Hood River Valley Legalization Project - $9,000
on immigration and naturalization matters including application assistance,
representation, education, and advocacy to families and individuals residing
in the Columbia Gorge region and parts of Central Oregon
Immigration Counseling Service - $38,000
in immigration-related legal matters to low and moderate income people in Oregon
and Southwest Washington. The mission of ICS is to help families apply for
reunification, assist people fleeing persecution and violence, and educate
people about the citizenship process.
Multnomah Volunteer Lawyer project - $10,000
County Office of Legal Aid Services of Oregon has a specialized Pro Bono Unit
which operates six pro bono projects serving approximately 1800 clients annually.
Northwest Workers’ Justice Project (NWJP)
Northwest Employment Education and Defense Fund (NEED Fund)
NEED Fund were founded to fill an important gap in the legal services delivery
network in Oregon by providing community education and legal representation
to low wage, immigrant and contingent workers with respect to their employment
Disability Rights Oregon - $33,500
DRO provides statewide legal
services to Oregonians with disabilities who are victims of abuse or neglect
or have problems obtaining health care, special education, housing, employment,
public benefits and access to public and private services. Oregonians with
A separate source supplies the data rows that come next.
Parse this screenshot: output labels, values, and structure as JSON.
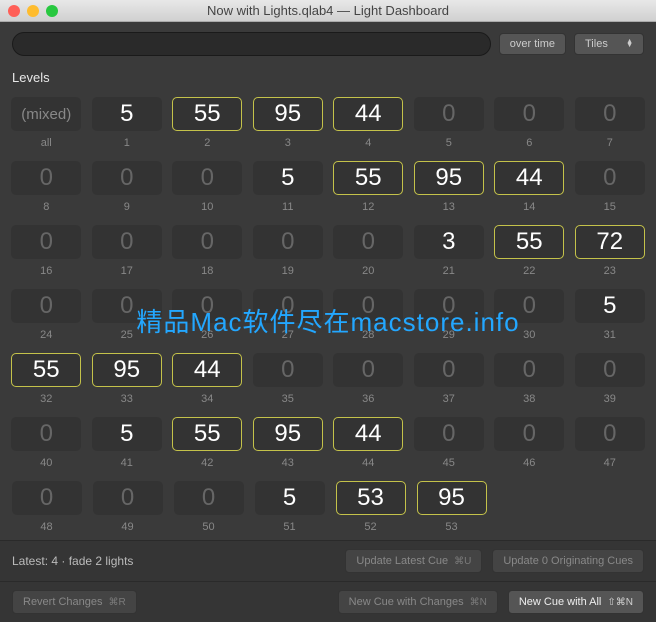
{
  "window": {
    "title": "Now with Lights.qlab4 — Light Dashboard"
  },
  "toolbar": {
    "search_placeholder": "",
    "overtime_label": "over time",
    "view_mode": "Tiles"
  },
  "section": {
    "title": "Levels"
  },
  "cells": [
    [
      {
        "label": "all",
        "value": "(mixed)",
        "active": false,
        "hl": false,
        "mixed": true
      },
      {
        "label": "1",
        "value": "5",
        "active": true,
        "hl": false
      },
      {
        "label": "2",
        "value": "55",
        "active": true,
        "hl": true
      },
      {
        "label": "3",
        "value": "95",
        "active": true,
        "hl": true
      },
      {
        "label": "4",
        "value": "44",
        "active": true,
        "hl": true
      },
      {
        "label": "5",
        "value": "0",
        "active": false,
        "hl": false
      },
      {
        "label": "6",
        "value": "0",
        "active": false,
        "hl": false
      },
      {
        "label": "7",
        "value": "0",
        "active": false,
        "hl": false
      }
    ],
    [
      {
        "label": "8",
        "value": "0",
        "active": false,
        "hl": false
      },
      {
        "label": "9",
        "value": "0",
        "active": false,
        "hl": false
      },
      {
        "label": "10",
        "value": "0",
        "active": false,
        "hl": false
      },
      {
        "label": "11",
        "value": "5",
        "active": true,
        "hl": false
      },
      {
        "label": "12",
        "value": "55",
        "active": true,
        "hl": true
      },
      {
        "label": "13",
        "value": "95",
        "active": true,
        "hl": true
      },
      {
        "label": "14",
        "value": "44",
        "active": true,
        "hl": true
      },
      {
        "label": "15",
        "value": "0",
        "active": false,
        "hl": false
      }
    ],
    [
      {
        "label": "16",
        "value": "0",
        "active": false,
        "hl": false
      },
      {
        "label": "17",
        "value": "0",
        "active": false,
        "hl": false
      },
      {
        "label": "18",
        "value": "0",
        "active": false,
        "hl": false
      },
      {
        "label": "19",
        "value": "0",
        "active": false,
        "hl": false
      },
      {
        "label": "20",
        "value": "0",
        "active": false,
        "hl": false
      },
      {
        "label": "21",
        "value": "3",
        "active": true,
        "hl": false
      },
      {
        "label": "22",
        "value": "55",
        "active": true,
        "hl": true
      },
      {
        "label": "23",
        "value": "72",
        "active": true,
        "hl": true
      }
    ],
    [
      {
        "label": "24",
        "value": "0",
        "active": false,
        "hl": false
      },
      {
        "label": "25",
        "value": "0",
        "active": false,
        "hl": false
      },
      {
        "label": "26",
        "value": "0",
        "active": false,
        "hl": false
      },
      {
        "label": "27",
        "value": "0",
        "active": false,
        "hl": false
      },
      {
        "label": "28",
        "value": "0",
        "active": false,
        "hl": false
      },
      {
        "label": "29",
        "value": "0",
        "active": false,
        "hl": false
      },
      {
        "label": "30",
        "value": "0",
        "active": false,
        "hl": false
      },
      {
        "label": "31",
        "value": "5",
        "active": true,
        "hl": false
      }
    ],
    [
      {
        "label": "32",
        "value": "55",
        "active": true,
        "hl": true
      },
      {
        "label": "33",
        "value": "95",
        "active": true,
        "hl": true
      },
      {
        "label": "34",
        "value": "44",
        "active": true,
        "hl": true
      },
      {
        "label": "35",
        "value": "0",
        "active": false,
        "hl": false
      },
      {
        "label": "36",
        "value": "0",
        "active": false,
        "hl": false
      },
      {
        "label": "37",
        "value": "0",
        "active": false,
        "hl": false
      },
      {
        "label": "38",
        "value": "0",
        "active": false,
        "hl": false
      },
      {
        "label": "39",
        "value": "0",
        "active": false,
        "hl": false
      }
    ],
    [
      {
        "label": "40",
        "value": "0",
        "active": false,
        "hl": false
      },
      {
        "label": "41",
        "value": "5",
        "active": true,
        "hl": false
      },
      {
        "label": "42",
        "value": "55",
        "active": true,
        "hl": true
      },
      {
        "label": "43",
        "value": "95",
        "active": true,
        "hl": true
      },
      {
        "label": "44",
        "value": "44",
        "active": true,
        "hl": true
      },
      {
        "label": "45",
        "value": "0",
        "active": false,
        "hl": false
      },
      {
        "label": "46",
        "value": "0",
        "active": false,
        "hl": false
      },
      {
        "label": "47",
        "value": "0",
        "active": false,
        "hl": false
      }
    ],
    [
      {
        "label": "48",
        "value": "0",
        "active": false,
        "hl": false
      },
      {
        "label": "49",
        "value": "0",
        "active": false,
        "hl": false
      },
      {
        "label": "50",
        "value": "0",
        "active": false,
        "hl": false
      },
      {
        "label": "51",
        "value": "5",
        "active": true,
        "hl": false
      },
      {
        "label": "52",
        "value": "53",
        "active": true,
        "hl": true
      },
      {
        "label": "53",
        "value": "95",
        "active": true,
        "hl": true
      }
    ]
  ],
  "watermark": "精品Mac软件尽在macstore.info",
  "footer": {
    "latest_text": "Latest: 4 · fade 2 lights",
    "update_latest": "Update Latest Cue",
    "update_latest_key": "⌘U",
    "update_orig": "Update 0 Originating Cues",
    "revert": "Revert Changes",
    "revert_key": "⌘R",
    "new_cue_changes": "New Cue with Changes",
    "new_cue_changes_key": "⌘N",
    "new_cue_all": "New Cue with All",
    "new_cue_all_key": "⇧⌘N"
  }
}
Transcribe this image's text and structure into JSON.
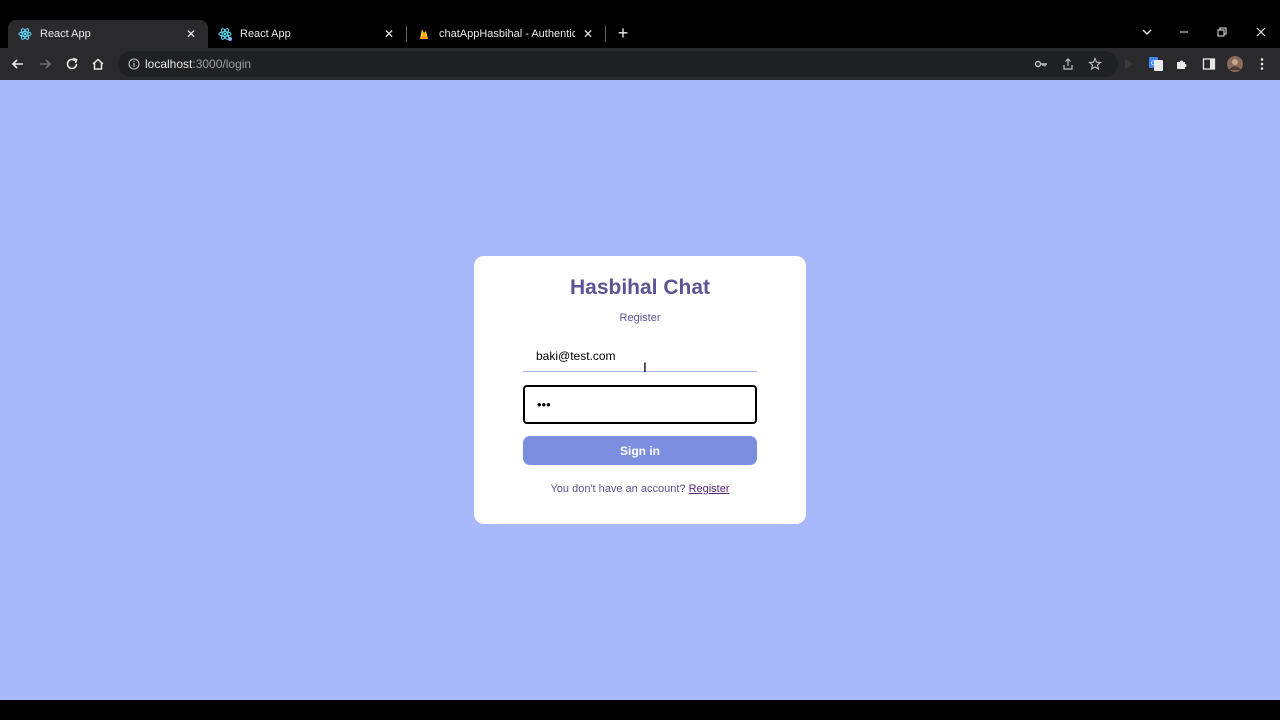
{
  "browser": {
    "tabs": [
      {
        "title": "React App",
        "favicon": "react-icon",
        "active": true
      },
      {
        "title": "React App",
        "favicon": "react-icon",
        "active": false
      },
      {
        "title": "chatAppHasbihal - Authenticatio",
        "favicon": "firebase-icon",
        "active": false
      }
    ],
    "url_host": "localhost",
    "url_path": ":3000/login"
  },
  "login": {
    "logo": "Hasbihal Chat",
    "subtitle": "Register",
    "email_value": "baki@test.com",
    "password_value": "•••",
    "signin_label": "Sign in",
    "footer_text": "You don't have an account? ",
    "footer_link": "Register"
  },
  "colors": {
    "page_bg": "#a7b8fb",
    "accent": "#7b8ee0",
    "logo": "#5a5593"
  }
}
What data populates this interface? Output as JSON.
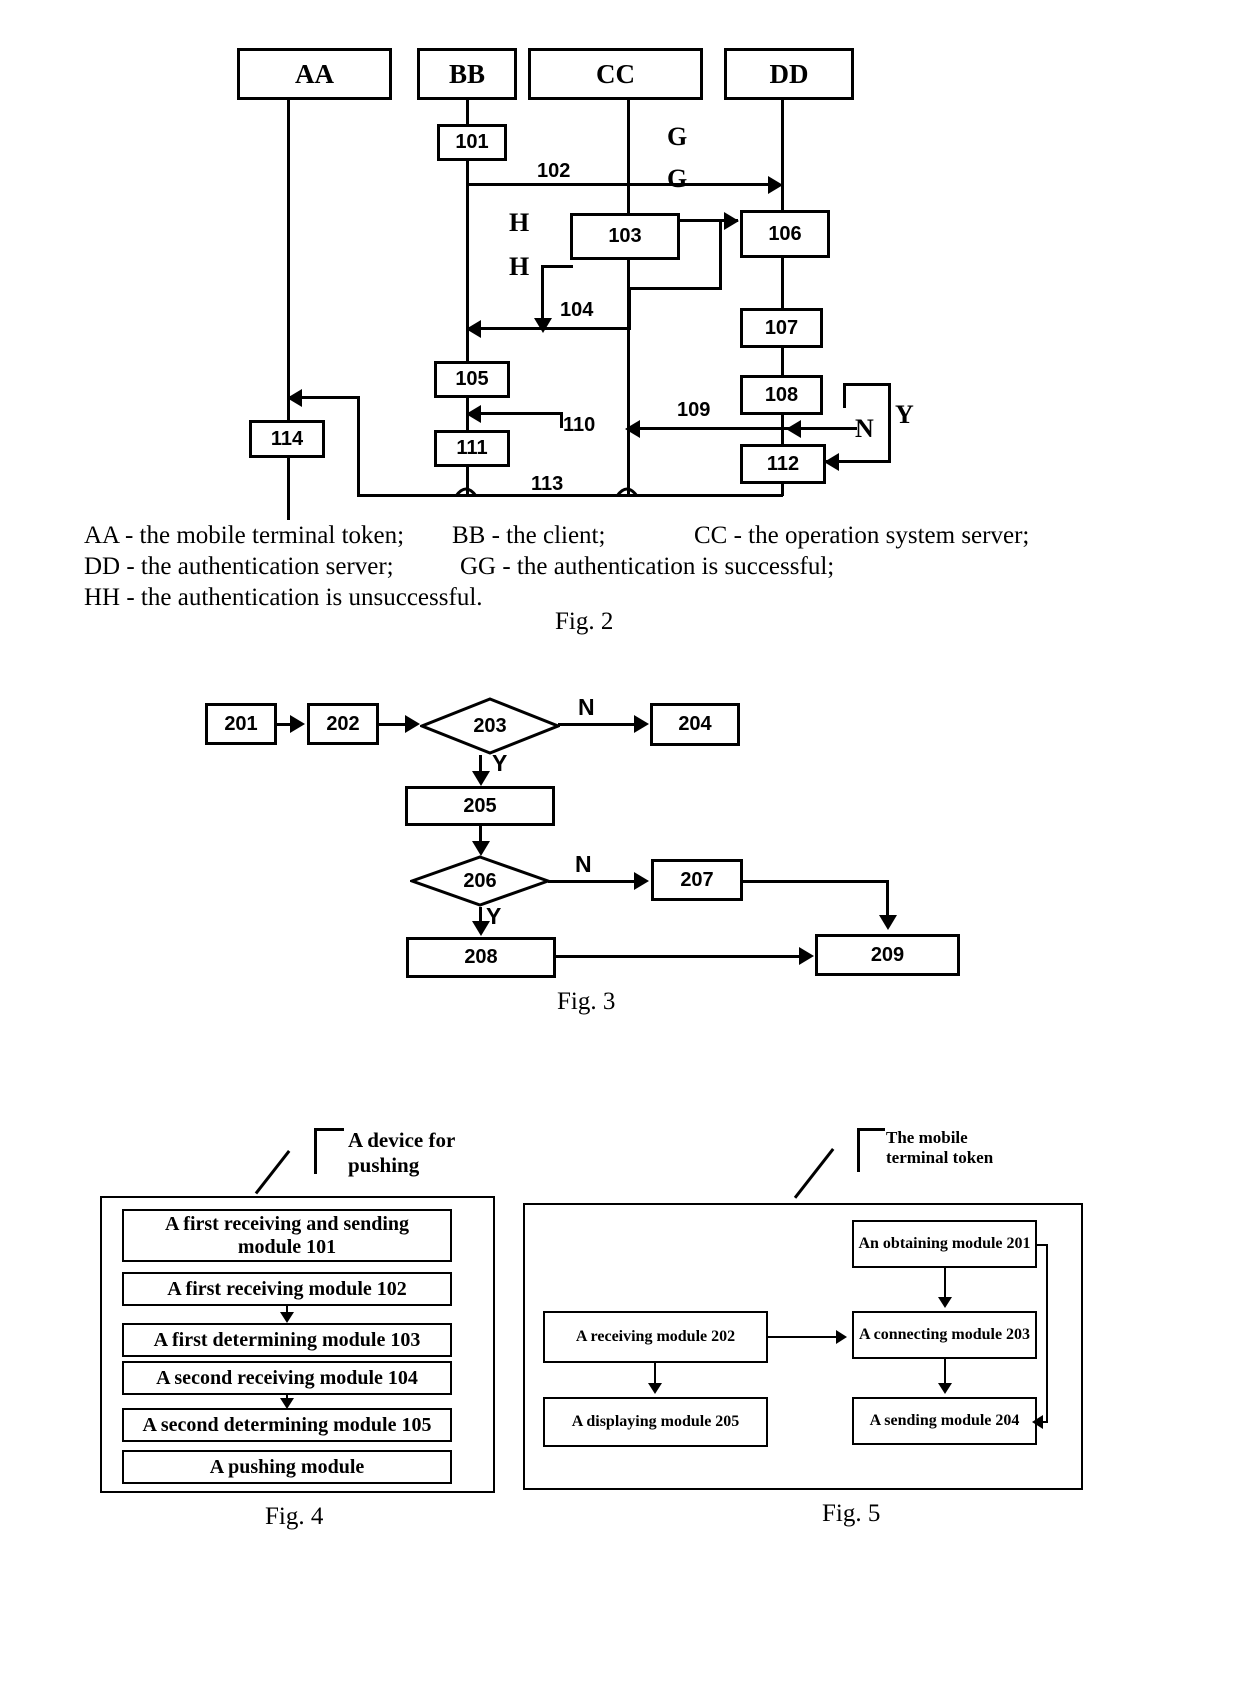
{
  "fig2": {
    "caption": "Fig. 2",
    "lanes": [
      {
        "id": "AA",
        "label": "AA"
      },
      {
        "id": "BB",
        "label": "BB"
      },
      {
        "id": "CC",
        "label": "CC"
      },
      {
        "id": "DD",
        "label": "DD"
      }
    ],
    "steps": [
      "101",
      "102",
      "103",
      "104",
      "105",
      "106",
      "107",
      "108",
      "109",
      "110",
      "111",
      "112",
      "113",
      "114"
    ],
    "branch_glyphs": {
      "g1": "G",
      "g2": "G",
      "h1": "H",
      "h2": "H",
      "n": "N",
      "y": "Y"
    },
    "legend": [
      "AA - the mobile terminal token;",
      "BB - the client;",
      "CC - the operation system server;",
      "DD - the authentication server;",
      "GG - the authentication is successful;",
      "HH - the authentication is unsuccessful."
    ]
  },
  "fig3": {
    "caption": "Fig. 3",
    "nodes": {
      "n201": "201",
      "n202": "202",
      "n203": "203",
      "n204": "204",
      "n205": "205",
      "n206": "206",
      "n207": "207",
      "n208": "208",
      "n209": "209"
    },
    "edge_labels": {
      "n203_no": "N",
      "n203_yes": "Y",
      "n206_no": "N",
      "n206_yes": "Y"
    }
  },
  "fig4": {
    "caption": "Fig. 4",
    "title": "A device for\npushing",
    "modules": [
      "A first receiving and sending\nmodule 101",
      "A first receiving module 102",
      "A first determining module 103",
      "A second receiving module 104",
      "A second determining module 105",
      "A pushing module"
    ]
  },
  "fig5": {
    "caption": "Fig. 5",
    "title": "The mobile\nterminal token",
    "modules": {
      "obtaining": "An obtaining module 201",
      "receiving": "A receiving module 202",
      "connecting": "A connecting module 203",
      "displaying": "A displaying module 205",
      "sending": "A sending module 204"
    }
  }
}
disabilities look to DRO to protect and advocate for their rights in courts,
with public agencies and with the state legislature.
Classroom Law Project - $2,000
The Classroom Law Project
promotes public understanding of the law and legal process for 15,000 elementary
and secondary students by incorporating the lessons and principles of democracy
into the school curriculum. Their programs include:
— High School Mock Trial Competition
— Summer Institute training for teachers
— We the People program on the Constitution and Bill of Rights
Oregon State Bar Affirmative Action Program – $1,000
Oregon State Bar Affirmative Action Program (AAP) has a recruiting and retention
strategy to increase ethnic minority diversity of the Oregon State Bar. This
strategy is called Opportunities for Law in Oregon (OLIO).
Youth, Rights and Justice - $1,500
YRJ provides legal services
to children and families, without the means to retain counsel, through individual
representation in juvenile court and school proceedings, and through class-wide
advocacy in the courts, the legislature and public agencies. YRJ has the only
Help-Line offering legal advice for children and teens in Oregon.
Catholic Charities Immigration Legal Services - $17,000
CCILS is a non profit that serves immigrants who are members of linguistic and cultural minorities. CCILS represents clients before the United States’ Citizenship and Immigration Service, Immigration and Customs Enforcement, Immigration Court, the Board of Immigration Appeals and coordinates a pro bono program, which refers cases for representation before the Ninth Circuit. In addition, CCILS provides outreach to over 8000 persons through various public mediums.